Throughout U.S. history, civilians have made invaluable contributions to overseas war efforts. Who can forget 1940s icon Rosie the Riveter, the plucky welder adorning government-issued posters, urging fellow women to show their patriotism by joining the work force and keeping American manufacturing strong? Scrap metal and rubber drives, gasoline rationing and the sending of food- and clothing-filled care packages to the front lines are just some of the ways those on the home front have supported the troops over the years.
Regardless of your stance on the current war in Iraq, Naomi Drew, author of Hope and Healing: Raising Peaceful Children in an Uncertain World, says it is vital to show support for the troops and their families. You can do so by:
Refraining from unnecessary travel. If you are thinking of trekking overseas, check the U.S. Department of State Web site for the most current information on travel warnings and related updates. Should your destination carry a travel warning, strongly consider altering your trip or canceling it altogether.

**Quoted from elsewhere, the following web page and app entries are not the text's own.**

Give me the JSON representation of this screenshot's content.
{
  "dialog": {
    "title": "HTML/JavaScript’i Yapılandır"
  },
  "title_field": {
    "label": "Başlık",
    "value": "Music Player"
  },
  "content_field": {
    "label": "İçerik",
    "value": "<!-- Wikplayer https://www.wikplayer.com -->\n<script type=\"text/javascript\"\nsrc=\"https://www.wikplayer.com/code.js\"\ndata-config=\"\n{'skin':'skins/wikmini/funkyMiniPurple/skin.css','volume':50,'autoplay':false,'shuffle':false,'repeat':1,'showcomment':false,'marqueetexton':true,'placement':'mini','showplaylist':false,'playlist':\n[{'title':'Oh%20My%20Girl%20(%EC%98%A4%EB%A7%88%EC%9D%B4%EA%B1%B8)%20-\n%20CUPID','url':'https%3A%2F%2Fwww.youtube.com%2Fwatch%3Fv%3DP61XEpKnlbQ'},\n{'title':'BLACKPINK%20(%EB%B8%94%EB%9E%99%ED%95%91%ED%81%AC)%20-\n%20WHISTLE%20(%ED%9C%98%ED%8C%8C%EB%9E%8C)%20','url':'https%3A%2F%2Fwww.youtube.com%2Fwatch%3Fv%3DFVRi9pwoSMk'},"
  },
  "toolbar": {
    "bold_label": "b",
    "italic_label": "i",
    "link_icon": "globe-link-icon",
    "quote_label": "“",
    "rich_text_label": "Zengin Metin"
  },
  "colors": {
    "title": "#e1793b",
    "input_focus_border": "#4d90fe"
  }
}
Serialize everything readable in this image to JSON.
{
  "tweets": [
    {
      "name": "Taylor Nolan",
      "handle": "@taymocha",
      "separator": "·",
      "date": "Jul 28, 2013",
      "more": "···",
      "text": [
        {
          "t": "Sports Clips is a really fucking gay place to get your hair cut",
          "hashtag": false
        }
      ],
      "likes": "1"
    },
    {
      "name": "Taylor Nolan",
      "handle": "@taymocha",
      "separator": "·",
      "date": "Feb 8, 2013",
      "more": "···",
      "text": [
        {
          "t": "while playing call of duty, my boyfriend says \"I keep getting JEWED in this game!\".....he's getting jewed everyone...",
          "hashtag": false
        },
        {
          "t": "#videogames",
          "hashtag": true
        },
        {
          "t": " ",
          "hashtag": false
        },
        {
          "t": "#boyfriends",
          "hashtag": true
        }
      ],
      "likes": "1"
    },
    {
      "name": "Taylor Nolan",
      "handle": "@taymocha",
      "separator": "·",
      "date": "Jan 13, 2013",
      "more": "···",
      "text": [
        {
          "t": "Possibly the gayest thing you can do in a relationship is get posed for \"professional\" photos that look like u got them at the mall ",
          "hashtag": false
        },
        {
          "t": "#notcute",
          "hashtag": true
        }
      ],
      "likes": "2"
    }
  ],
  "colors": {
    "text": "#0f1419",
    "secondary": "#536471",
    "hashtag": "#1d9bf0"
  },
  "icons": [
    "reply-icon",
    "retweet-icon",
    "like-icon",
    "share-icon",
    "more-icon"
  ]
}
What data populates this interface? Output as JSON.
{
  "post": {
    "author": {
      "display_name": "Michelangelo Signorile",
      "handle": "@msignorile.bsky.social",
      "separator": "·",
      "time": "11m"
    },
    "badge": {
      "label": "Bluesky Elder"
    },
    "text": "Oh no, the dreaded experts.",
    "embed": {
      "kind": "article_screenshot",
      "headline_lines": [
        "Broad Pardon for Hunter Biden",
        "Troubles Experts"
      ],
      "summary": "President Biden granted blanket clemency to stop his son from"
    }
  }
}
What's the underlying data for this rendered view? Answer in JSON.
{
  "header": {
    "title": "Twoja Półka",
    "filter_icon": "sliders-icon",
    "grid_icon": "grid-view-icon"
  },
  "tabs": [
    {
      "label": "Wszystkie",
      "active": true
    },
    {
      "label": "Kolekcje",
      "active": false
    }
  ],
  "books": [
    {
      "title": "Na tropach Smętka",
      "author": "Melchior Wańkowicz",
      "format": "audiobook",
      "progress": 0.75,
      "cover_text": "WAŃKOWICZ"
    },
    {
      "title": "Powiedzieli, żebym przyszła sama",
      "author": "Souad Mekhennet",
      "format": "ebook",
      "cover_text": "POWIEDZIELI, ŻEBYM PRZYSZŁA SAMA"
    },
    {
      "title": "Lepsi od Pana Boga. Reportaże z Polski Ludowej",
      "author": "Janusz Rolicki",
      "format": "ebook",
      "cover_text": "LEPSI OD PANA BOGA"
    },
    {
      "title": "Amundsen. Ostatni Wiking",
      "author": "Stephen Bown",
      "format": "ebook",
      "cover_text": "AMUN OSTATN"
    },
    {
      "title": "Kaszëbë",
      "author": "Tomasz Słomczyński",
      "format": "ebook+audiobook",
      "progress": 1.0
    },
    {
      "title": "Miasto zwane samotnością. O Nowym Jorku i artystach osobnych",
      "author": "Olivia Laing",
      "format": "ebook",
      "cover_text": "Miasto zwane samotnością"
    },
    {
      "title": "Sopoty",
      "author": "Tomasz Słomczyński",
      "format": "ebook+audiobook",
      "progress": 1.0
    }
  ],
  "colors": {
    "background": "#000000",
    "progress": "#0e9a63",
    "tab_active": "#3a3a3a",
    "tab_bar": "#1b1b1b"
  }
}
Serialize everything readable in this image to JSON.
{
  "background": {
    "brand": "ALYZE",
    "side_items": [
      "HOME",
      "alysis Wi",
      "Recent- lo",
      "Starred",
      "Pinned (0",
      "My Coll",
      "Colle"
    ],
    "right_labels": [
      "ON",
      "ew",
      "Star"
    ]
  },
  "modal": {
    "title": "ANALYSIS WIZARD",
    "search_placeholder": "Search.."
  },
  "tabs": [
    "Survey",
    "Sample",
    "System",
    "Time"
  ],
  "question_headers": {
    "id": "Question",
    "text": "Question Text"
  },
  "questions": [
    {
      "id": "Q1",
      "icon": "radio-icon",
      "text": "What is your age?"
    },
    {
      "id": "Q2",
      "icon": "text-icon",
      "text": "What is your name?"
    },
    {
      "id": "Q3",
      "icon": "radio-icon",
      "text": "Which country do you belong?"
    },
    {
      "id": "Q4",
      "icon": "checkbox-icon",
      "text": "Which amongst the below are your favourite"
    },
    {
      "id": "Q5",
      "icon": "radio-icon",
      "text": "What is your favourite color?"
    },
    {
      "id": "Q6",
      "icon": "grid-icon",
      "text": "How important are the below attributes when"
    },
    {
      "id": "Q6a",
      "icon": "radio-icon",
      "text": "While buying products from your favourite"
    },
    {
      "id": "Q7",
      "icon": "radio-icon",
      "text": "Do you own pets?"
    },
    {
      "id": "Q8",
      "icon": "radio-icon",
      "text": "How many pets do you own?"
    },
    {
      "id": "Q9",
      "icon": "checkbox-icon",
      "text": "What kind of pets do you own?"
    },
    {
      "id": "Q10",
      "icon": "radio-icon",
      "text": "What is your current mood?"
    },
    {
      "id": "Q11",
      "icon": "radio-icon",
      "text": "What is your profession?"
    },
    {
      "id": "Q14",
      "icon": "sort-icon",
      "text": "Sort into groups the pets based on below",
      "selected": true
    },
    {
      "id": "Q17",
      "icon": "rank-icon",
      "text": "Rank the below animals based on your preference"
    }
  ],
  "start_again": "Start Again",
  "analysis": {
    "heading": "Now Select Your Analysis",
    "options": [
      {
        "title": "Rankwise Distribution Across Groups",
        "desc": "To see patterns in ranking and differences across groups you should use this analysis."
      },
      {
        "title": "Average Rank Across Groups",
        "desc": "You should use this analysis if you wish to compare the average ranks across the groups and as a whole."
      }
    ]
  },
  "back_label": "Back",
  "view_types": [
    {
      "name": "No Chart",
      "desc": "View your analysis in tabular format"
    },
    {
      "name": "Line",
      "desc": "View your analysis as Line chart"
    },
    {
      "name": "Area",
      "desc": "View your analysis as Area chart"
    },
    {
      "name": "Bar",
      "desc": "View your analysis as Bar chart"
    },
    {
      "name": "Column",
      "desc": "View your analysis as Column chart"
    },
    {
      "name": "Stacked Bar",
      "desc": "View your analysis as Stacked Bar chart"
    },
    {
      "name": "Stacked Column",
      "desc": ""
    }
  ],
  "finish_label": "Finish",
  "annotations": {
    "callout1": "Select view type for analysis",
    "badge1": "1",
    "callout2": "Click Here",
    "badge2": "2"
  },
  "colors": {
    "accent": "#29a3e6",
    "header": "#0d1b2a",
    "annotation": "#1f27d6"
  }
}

Volunteering your time. Many organizations devoted to helping America’s soldiers and civilians could use an extra hand: the United Services Organizations (USO), which has several offices throughout the U.S.; the American Red Cross; local schools and churches; to name a few.
Being a good neighbor. Assist those with a family member who is away on military duty. You may consider pitching in with household chores, inviting the family over for dinner and offering to baby-sit or run errands.
Sending goodwill messages to the troops. Those serving overseas enjoy receiving a steady stream of mail, whether its postcards, audiocassettes with recorded messages from family and friends, detailed letters or care packages. Length doesn’t matter; just a few kind words from the home front can keep up a soldier’s morale.